The task: Throughout the records below, find each line holding "this" and copy it.

Input:
┌──
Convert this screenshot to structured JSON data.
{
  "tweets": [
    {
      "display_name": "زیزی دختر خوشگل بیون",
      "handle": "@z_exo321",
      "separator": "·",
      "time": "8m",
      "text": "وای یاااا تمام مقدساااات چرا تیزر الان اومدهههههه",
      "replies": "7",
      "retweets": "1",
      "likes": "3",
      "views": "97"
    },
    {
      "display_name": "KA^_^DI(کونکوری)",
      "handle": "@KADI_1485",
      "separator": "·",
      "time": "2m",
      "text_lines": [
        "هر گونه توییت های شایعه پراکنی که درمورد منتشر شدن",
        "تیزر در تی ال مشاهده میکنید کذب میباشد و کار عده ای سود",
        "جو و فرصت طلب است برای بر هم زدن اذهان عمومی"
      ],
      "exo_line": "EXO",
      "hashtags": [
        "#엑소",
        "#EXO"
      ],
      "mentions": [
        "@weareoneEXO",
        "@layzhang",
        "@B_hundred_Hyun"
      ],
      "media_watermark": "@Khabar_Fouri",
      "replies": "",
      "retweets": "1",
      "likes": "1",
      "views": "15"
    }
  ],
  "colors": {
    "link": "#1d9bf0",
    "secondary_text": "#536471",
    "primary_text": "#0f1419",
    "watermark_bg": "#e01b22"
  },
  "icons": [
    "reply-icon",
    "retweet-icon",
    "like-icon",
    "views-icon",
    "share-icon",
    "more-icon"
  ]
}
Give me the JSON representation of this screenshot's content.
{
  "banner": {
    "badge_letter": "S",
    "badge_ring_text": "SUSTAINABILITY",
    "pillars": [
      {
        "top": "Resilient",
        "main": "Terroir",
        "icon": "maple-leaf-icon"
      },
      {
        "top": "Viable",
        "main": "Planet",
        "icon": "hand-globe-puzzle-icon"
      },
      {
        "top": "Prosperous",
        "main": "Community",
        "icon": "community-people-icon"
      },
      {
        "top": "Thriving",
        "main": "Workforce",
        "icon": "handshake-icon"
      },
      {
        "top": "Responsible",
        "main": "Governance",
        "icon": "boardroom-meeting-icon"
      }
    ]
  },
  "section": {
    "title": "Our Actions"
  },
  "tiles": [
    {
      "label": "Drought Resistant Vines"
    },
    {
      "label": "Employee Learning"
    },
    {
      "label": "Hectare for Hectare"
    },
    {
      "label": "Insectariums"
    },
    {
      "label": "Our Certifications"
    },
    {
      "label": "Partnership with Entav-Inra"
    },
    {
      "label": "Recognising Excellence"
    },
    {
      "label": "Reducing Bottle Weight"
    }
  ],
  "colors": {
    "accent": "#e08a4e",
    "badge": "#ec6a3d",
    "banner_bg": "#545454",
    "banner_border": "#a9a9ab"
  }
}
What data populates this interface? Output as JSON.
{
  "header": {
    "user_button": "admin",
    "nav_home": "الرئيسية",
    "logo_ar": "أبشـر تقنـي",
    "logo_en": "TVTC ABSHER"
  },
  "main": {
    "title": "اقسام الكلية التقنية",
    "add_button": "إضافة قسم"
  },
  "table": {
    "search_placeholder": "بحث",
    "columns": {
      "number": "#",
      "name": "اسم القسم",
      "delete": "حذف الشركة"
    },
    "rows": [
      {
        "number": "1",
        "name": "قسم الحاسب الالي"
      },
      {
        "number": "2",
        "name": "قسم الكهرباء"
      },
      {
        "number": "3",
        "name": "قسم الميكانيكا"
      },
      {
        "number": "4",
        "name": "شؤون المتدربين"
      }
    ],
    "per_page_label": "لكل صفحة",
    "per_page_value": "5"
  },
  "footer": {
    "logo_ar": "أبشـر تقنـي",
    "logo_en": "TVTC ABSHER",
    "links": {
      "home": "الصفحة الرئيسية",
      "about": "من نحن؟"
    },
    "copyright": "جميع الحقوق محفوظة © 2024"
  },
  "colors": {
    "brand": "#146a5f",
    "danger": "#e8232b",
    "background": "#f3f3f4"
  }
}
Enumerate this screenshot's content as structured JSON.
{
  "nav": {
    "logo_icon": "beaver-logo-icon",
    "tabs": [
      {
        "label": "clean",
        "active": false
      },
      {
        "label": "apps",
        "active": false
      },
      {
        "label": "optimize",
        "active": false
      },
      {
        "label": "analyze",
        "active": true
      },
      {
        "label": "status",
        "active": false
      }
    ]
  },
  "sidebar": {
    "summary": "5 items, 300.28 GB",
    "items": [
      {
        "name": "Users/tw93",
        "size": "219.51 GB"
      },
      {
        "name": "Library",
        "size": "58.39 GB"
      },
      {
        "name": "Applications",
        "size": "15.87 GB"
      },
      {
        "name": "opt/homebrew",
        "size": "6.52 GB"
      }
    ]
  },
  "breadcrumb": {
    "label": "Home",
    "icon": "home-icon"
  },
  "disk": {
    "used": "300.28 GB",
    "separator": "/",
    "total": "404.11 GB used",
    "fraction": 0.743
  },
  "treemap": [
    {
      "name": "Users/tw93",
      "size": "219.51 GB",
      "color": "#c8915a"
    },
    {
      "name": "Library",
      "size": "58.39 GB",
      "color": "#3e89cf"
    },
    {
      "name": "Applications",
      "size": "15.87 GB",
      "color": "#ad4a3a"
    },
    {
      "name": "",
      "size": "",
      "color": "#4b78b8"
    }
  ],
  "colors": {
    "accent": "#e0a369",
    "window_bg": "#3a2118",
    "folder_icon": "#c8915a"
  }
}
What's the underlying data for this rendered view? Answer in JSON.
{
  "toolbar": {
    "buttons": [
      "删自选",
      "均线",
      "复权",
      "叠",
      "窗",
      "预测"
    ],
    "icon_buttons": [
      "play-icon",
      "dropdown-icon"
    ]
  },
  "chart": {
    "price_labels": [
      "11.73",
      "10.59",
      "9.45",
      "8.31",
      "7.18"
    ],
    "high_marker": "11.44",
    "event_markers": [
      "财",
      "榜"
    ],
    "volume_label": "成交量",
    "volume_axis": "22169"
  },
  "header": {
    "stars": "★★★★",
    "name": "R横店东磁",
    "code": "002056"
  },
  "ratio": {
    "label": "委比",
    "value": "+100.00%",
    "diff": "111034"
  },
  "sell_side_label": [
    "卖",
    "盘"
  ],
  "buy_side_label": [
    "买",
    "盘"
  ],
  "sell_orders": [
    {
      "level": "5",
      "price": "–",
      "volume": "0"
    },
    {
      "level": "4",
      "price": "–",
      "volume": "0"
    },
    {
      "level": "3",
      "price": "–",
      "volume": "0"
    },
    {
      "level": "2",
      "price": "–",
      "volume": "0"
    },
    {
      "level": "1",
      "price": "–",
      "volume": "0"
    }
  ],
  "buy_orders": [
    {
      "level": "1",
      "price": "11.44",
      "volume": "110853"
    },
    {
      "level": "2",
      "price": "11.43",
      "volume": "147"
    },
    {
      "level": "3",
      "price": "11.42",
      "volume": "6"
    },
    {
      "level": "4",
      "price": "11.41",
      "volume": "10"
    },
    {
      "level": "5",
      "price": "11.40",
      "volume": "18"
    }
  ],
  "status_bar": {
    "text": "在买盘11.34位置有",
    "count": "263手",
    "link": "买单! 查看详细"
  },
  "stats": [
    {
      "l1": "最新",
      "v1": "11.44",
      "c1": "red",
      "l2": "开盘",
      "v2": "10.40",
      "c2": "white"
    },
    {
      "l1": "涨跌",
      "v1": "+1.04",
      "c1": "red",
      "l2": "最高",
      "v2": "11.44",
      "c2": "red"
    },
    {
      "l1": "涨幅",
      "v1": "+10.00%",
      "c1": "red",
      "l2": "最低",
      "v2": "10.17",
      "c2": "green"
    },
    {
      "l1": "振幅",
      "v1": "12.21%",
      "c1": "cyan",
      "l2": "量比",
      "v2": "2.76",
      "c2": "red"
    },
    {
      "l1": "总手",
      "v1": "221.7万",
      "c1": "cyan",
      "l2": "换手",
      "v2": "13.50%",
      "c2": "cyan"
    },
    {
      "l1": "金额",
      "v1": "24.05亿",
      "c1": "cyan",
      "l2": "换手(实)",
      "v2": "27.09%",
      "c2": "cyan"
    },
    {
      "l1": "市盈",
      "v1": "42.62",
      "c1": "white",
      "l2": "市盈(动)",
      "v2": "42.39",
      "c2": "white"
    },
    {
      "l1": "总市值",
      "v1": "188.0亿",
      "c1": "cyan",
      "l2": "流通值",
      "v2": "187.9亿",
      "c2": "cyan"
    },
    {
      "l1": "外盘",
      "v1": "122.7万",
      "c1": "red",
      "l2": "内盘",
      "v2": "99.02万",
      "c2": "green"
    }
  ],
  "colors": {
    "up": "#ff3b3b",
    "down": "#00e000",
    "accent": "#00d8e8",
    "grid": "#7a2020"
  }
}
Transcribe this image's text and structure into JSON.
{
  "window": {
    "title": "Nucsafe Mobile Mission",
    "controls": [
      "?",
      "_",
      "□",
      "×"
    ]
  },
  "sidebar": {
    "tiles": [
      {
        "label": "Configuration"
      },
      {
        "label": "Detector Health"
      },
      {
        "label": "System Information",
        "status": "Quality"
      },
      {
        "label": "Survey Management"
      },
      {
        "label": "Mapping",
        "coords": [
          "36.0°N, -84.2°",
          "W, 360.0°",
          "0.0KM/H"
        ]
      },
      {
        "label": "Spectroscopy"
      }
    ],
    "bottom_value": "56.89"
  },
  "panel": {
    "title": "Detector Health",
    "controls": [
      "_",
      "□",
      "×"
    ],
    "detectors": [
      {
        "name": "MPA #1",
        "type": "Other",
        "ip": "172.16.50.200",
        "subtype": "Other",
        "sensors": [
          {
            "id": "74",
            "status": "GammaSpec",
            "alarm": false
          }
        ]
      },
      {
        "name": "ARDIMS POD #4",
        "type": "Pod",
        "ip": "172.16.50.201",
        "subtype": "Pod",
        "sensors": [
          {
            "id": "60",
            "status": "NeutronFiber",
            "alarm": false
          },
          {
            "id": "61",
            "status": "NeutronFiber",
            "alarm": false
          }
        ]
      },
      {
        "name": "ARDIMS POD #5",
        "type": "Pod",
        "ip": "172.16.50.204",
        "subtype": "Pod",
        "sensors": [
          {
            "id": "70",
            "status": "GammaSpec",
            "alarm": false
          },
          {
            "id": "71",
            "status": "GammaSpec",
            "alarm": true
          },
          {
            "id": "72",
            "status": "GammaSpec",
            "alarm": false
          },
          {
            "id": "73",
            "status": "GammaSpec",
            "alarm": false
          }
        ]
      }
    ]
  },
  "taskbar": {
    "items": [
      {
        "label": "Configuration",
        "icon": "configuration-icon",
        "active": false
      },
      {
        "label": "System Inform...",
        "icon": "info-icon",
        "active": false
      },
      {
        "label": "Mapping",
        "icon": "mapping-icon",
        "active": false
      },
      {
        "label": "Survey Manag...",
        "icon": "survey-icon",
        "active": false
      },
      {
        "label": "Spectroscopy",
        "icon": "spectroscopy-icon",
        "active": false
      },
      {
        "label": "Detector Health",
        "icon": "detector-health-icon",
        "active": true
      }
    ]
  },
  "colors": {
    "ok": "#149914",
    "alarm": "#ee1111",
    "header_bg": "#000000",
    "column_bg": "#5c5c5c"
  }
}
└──
Your solution:
Convert this screenshot to structured JSON data.
Give me the JSON representation of this screenshot's content.
What data populates this interface? Output as JSON.
Enumerate this screenshot's content as structured JSON.
What's the underlying data for this rendered view? Answer in JSON.
Transcribe this image's text and structure into JSON.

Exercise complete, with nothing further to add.